_Work required_
What is the number of lines in the entries that contain the word "Driver"? Answer with that figure alone.

(Records from a dataset)
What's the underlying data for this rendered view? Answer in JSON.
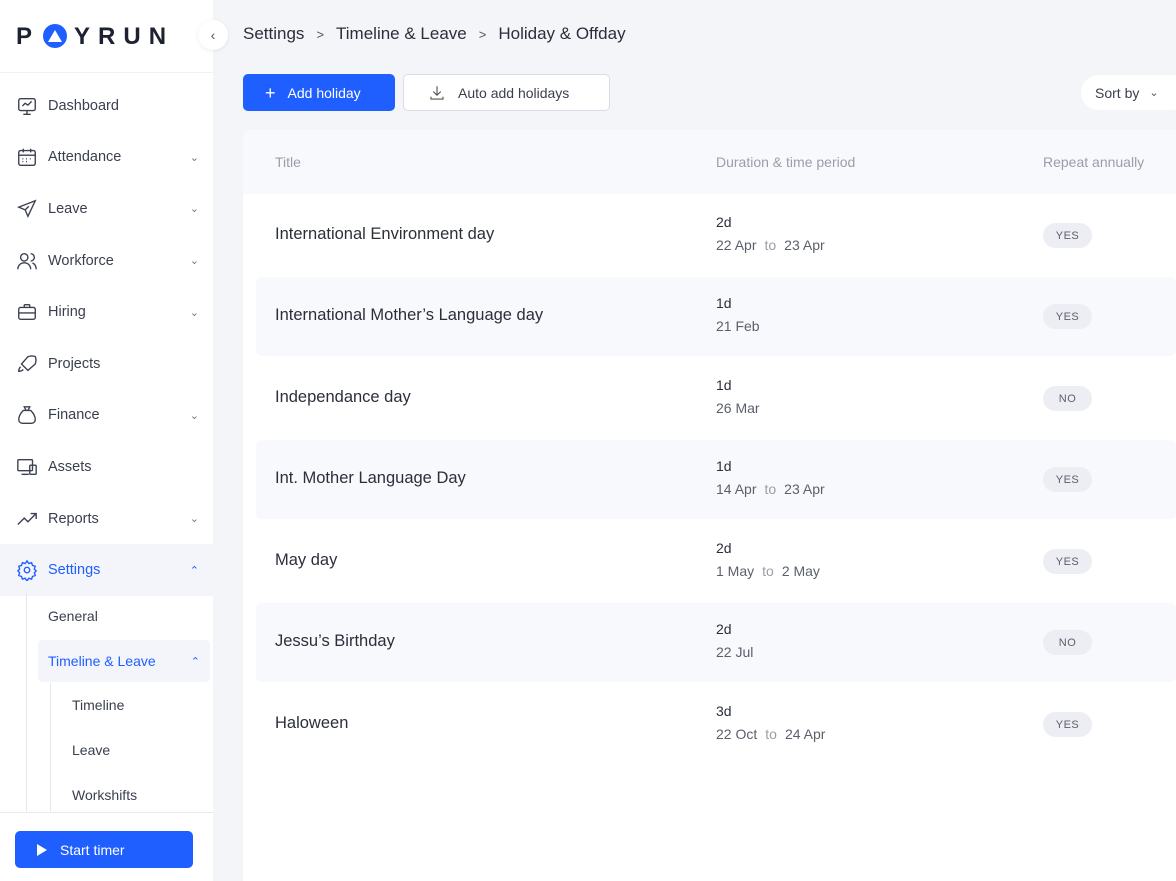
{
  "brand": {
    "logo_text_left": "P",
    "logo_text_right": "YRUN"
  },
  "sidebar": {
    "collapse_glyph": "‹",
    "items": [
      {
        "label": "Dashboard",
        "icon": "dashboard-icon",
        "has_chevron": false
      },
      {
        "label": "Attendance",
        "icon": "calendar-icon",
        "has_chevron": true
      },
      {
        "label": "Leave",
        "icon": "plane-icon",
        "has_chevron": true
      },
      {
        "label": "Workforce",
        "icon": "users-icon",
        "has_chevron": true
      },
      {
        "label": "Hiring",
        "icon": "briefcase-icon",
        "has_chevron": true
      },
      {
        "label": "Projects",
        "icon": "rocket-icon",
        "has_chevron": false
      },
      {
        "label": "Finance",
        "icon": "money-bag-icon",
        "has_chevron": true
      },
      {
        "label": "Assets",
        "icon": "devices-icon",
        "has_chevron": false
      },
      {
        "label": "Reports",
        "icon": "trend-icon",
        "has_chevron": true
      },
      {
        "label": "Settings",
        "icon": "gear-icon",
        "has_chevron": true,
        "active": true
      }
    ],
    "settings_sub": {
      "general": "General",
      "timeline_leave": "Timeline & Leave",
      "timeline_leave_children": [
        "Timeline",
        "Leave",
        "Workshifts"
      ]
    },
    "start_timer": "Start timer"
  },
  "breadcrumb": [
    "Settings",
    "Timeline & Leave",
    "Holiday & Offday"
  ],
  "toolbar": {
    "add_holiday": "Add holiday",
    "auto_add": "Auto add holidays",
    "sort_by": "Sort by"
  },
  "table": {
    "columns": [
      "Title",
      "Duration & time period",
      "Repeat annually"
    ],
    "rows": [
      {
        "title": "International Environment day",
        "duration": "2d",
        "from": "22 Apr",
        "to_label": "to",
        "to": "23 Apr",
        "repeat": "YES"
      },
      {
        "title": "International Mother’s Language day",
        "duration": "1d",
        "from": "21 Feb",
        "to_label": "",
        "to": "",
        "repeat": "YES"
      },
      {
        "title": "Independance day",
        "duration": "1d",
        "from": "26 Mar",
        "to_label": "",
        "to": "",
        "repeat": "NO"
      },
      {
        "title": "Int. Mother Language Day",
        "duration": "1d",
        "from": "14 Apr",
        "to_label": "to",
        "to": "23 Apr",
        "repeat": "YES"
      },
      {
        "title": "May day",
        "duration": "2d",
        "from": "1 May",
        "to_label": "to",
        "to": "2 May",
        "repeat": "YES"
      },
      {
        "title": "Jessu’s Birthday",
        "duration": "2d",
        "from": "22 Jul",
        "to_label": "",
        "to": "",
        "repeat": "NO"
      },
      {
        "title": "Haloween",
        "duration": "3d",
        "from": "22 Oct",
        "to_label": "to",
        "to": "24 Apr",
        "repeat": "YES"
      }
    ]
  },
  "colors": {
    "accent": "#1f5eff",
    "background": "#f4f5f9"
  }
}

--

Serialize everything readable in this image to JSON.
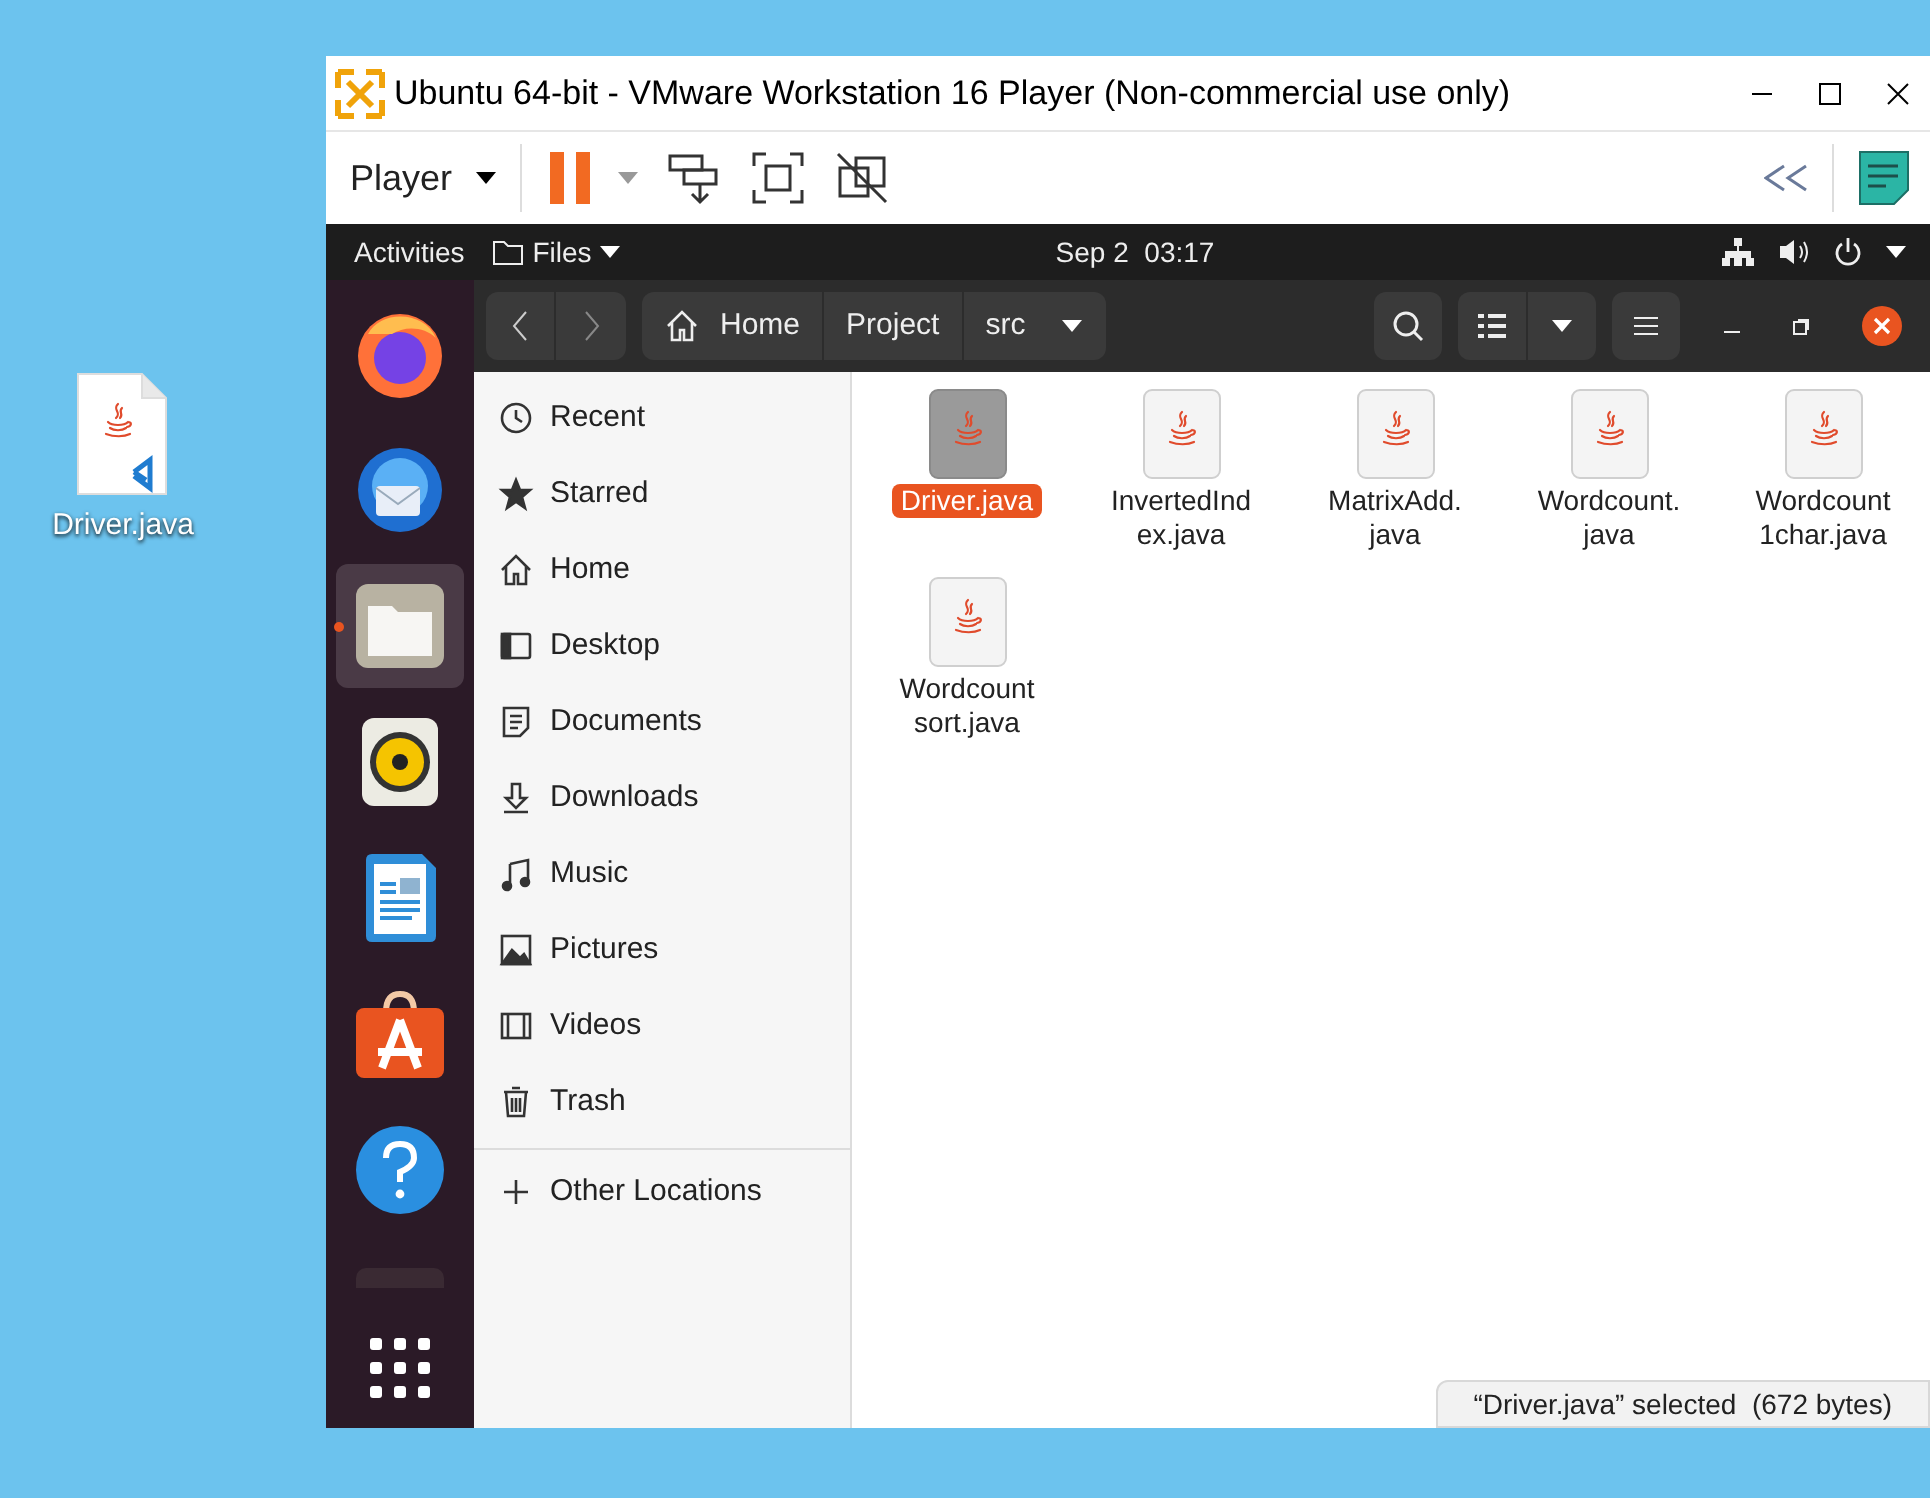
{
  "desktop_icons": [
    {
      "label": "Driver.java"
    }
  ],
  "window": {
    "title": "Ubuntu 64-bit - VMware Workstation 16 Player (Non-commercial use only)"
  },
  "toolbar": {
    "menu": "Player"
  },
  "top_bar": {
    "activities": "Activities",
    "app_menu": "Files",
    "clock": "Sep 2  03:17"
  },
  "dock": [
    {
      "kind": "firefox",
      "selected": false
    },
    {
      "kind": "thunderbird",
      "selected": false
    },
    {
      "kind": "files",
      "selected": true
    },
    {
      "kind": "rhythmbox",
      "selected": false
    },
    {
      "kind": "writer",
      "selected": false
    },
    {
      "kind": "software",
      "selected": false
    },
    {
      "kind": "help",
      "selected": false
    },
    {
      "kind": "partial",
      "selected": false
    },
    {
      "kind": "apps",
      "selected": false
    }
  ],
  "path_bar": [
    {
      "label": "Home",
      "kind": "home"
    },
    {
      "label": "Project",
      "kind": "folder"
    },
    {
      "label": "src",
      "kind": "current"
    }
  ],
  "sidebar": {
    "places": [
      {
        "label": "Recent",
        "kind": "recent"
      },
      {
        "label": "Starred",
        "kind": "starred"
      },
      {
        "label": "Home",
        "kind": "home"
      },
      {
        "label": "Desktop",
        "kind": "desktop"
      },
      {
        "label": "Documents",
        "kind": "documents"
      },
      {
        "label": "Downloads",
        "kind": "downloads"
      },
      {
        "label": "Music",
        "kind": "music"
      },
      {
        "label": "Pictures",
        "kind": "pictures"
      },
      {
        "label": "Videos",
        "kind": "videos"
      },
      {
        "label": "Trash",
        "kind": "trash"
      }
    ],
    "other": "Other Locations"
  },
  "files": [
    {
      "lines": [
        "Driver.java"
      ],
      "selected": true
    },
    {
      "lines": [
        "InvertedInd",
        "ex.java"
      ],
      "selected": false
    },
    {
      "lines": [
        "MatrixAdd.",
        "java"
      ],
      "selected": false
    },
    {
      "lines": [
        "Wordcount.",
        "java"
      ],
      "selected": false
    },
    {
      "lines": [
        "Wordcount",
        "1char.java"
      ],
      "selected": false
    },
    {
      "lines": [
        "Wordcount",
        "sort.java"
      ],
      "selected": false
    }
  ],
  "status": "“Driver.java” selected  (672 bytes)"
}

_Solved exercise_
3